_WORK REQUIRED_. Your result should be the lines holding the word "glyph", copied from the entries below.

##### STUDY MATERIAL

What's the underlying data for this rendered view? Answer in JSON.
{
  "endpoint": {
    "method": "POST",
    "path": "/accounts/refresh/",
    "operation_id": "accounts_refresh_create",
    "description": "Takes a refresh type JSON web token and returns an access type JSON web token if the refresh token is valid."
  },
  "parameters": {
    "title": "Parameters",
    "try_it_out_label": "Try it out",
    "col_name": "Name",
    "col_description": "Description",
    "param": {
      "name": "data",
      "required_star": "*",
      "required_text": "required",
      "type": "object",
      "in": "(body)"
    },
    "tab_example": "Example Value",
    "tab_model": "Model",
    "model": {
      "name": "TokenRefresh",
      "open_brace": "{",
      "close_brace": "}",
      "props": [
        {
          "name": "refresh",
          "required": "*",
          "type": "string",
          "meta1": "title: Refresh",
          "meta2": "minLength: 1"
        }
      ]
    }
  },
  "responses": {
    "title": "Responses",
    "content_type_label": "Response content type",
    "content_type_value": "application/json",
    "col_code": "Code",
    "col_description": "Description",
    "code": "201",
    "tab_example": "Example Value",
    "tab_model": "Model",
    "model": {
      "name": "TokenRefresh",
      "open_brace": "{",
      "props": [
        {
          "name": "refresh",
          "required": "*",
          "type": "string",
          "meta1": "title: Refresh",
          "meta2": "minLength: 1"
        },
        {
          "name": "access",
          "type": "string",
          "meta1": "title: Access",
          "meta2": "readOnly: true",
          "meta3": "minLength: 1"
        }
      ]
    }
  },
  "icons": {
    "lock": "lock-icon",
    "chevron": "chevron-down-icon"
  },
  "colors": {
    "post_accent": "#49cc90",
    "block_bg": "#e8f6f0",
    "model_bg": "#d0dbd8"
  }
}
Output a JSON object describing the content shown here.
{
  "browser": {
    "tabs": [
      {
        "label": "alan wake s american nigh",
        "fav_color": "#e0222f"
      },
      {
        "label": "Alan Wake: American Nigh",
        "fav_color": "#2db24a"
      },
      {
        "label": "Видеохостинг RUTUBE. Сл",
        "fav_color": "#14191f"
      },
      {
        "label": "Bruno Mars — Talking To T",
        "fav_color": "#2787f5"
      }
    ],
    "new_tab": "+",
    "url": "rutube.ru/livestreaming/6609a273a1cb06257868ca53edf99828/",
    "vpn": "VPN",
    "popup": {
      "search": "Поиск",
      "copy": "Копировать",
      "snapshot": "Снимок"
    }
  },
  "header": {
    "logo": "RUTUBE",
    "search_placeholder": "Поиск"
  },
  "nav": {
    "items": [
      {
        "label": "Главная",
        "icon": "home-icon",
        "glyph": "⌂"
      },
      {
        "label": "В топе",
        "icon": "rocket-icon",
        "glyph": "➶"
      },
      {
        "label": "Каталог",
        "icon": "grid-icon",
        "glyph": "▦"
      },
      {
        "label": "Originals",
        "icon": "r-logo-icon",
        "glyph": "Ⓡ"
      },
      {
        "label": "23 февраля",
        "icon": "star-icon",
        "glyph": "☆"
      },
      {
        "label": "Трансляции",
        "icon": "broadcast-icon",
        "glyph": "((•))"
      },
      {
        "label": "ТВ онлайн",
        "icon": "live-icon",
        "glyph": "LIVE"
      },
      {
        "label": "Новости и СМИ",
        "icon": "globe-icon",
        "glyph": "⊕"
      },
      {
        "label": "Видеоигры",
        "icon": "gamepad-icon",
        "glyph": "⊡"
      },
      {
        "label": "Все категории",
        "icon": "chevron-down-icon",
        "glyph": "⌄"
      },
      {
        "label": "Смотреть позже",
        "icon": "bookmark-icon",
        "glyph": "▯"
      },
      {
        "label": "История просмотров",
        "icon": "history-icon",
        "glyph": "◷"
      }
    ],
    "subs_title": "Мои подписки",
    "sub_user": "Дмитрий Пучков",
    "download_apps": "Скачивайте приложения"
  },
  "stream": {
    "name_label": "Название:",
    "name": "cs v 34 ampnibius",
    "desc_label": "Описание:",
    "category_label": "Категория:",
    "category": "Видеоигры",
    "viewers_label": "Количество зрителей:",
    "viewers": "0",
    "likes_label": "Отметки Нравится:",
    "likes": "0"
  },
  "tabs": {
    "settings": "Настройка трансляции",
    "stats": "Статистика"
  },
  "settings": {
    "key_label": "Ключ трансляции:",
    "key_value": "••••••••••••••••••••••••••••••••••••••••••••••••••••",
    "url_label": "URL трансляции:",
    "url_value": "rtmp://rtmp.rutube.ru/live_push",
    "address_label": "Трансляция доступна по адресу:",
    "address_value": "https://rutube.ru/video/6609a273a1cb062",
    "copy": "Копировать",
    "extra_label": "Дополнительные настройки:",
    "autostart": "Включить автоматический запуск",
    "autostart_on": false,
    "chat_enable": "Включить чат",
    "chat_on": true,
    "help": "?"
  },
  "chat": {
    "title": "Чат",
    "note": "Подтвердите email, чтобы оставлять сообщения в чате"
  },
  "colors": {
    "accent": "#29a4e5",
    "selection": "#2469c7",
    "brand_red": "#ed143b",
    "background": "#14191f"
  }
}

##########

_EXERCISE SOLUTION_.
        "glyph": "⌂"
        "glyph": "➶"
        "glyph": "▦"
        "glyph": "Ⓡ"
        "glyph": "☆"
        "glyph": "((•))"
        "glyph": "LIVE"
        "glyph": "⊕"
        "glyph": "⊡"
        "glyph": "⌄"
        "glyph": "▯"
        "glyph": "◷"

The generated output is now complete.